With an aggregate market value of over $1,000 billion, common stock represents an important fraction of all financial wealth in the United States. This market (which dwarfs the underlying cash markets for existing futures) is also subject to relatively large price volatility. The total risk borne by holders of common stock is enormous.
While this risk has far-reaching effects on investors, market makers and corporations, the possibilities for managing it effectively are, at present, limited. Portfolio diversification permits some reduction in risk for investors who hold balanced portfolios, but since a large portion of every stock’s price variability is due to general market risk, diversification can only reduce risk so far.
A single futures market for contracts on a broad-based stock market index will provide a direct, low cost and effective mechanism for managing market risk in common stocks. However, optimal use of stock index futures in portfolio management must take account of the fact that only a stock portfolio whose composition is identical to the index can be perfectly hedged. In all other cases, index futures will provide what is essentially a cross-hedge.

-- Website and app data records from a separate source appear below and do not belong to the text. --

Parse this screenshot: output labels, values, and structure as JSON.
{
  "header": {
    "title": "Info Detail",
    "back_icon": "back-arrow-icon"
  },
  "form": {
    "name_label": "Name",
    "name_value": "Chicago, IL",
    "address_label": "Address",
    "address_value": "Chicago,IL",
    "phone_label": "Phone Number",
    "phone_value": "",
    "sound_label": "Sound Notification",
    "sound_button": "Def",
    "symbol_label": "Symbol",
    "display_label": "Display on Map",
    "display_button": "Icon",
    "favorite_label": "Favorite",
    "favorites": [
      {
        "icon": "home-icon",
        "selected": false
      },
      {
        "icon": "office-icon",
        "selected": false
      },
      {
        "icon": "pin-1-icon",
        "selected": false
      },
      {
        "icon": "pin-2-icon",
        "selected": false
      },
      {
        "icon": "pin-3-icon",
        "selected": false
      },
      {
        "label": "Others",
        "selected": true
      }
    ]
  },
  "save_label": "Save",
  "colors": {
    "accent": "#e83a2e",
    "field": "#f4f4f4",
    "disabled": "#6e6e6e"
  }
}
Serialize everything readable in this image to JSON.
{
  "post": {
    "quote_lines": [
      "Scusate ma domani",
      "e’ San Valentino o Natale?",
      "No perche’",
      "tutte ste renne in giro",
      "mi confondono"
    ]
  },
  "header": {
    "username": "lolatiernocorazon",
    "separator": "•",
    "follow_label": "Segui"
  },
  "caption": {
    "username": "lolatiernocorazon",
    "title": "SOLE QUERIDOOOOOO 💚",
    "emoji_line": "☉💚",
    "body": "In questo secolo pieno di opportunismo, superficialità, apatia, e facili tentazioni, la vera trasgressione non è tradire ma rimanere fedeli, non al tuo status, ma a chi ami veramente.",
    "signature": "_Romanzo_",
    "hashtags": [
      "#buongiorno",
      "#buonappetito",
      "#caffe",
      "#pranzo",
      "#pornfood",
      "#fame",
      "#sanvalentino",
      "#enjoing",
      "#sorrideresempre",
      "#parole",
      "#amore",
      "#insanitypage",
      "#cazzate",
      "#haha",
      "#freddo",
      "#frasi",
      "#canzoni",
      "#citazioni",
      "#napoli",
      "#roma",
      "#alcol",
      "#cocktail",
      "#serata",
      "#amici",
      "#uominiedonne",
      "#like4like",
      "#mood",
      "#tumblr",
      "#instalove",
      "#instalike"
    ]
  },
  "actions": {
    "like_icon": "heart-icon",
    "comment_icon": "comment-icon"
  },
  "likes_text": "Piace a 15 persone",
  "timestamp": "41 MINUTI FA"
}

Stock index futures offer some important possibilities for improving investment performance in actively managed portfolios. They would allow a manager to separate a stock’s market-related performance from its company-specific performance. A manager specializing in stock selectivity could minimize the market risk component in his portfolio by using a short hedge in the futures market. A manager specializing in market timing could adjust his portfolio’s systematic risk level by going long or short in the futures market; he would not have to incur the transaction costs associated with buying and selling individual securities.